| What you are asked to do |
Each line of the data that includes "true" must be copied.

Page and application data records
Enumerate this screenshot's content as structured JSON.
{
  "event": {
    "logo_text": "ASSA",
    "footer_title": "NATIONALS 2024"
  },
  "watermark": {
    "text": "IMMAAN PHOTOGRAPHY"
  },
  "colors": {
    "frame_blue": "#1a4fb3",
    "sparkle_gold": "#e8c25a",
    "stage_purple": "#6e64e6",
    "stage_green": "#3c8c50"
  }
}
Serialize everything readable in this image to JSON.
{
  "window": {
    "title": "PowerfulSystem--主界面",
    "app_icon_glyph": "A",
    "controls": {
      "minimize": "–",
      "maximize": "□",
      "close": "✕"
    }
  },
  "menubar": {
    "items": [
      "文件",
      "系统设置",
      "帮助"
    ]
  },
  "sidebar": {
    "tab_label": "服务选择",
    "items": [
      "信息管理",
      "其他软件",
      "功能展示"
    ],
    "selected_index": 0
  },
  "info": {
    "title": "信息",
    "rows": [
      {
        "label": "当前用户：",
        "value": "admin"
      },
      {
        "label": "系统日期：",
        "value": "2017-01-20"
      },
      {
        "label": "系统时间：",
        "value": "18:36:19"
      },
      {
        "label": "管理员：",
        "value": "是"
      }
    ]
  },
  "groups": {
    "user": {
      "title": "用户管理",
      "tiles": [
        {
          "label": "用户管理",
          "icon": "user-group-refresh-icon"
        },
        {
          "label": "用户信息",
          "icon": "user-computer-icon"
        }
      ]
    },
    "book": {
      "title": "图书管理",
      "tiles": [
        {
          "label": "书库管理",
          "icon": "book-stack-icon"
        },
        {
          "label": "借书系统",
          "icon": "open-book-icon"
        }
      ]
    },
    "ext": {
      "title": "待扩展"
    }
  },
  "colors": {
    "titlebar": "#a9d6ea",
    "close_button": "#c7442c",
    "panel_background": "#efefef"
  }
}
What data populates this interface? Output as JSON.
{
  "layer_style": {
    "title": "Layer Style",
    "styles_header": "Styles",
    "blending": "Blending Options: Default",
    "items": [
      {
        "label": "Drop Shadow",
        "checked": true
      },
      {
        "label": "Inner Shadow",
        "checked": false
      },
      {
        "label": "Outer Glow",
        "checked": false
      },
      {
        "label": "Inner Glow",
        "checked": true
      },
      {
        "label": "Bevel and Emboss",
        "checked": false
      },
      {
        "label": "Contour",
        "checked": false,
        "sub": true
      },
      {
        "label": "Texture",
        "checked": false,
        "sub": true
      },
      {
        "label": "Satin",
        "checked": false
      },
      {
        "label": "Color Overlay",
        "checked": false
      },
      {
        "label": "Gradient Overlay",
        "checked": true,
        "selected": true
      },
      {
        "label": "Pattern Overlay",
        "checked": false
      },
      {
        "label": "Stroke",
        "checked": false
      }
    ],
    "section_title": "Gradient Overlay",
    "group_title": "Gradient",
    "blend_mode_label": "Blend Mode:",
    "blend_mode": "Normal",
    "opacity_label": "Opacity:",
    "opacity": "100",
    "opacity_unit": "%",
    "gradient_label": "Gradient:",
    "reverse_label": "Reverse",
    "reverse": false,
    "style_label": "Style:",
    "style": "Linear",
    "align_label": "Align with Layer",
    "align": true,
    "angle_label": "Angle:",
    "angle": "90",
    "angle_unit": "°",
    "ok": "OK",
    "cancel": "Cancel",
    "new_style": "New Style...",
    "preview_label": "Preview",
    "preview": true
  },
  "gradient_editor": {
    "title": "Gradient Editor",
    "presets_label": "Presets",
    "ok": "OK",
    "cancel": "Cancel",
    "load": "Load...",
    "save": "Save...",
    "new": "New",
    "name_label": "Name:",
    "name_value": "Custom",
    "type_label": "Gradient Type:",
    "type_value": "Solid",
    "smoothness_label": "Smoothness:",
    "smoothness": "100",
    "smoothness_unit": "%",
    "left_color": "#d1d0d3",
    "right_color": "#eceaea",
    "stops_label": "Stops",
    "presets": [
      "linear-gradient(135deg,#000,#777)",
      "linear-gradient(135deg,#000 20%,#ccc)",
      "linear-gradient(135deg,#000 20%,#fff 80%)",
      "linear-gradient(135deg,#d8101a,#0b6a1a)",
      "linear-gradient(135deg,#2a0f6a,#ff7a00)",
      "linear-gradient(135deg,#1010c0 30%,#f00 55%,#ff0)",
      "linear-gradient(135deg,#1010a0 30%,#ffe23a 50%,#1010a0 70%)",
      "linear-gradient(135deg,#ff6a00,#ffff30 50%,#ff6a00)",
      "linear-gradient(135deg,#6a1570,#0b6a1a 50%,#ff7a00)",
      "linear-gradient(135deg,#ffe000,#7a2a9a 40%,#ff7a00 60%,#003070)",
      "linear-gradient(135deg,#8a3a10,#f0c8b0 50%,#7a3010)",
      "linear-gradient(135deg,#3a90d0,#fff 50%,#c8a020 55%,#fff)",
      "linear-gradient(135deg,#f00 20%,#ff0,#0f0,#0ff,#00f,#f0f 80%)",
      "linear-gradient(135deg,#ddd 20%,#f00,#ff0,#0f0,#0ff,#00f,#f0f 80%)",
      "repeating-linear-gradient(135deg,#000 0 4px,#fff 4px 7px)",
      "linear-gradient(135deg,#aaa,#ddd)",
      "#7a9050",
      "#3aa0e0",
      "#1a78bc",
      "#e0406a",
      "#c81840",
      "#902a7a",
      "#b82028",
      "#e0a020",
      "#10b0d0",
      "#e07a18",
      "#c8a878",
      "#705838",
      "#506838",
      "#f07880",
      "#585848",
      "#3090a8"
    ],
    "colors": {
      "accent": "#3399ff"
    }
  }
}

| Expected answer |
        "checked": true
        "checked": true
        "sub": true
        "sub": true
        "checked": true,
        "selected": true
    "align": true,
    "preview": true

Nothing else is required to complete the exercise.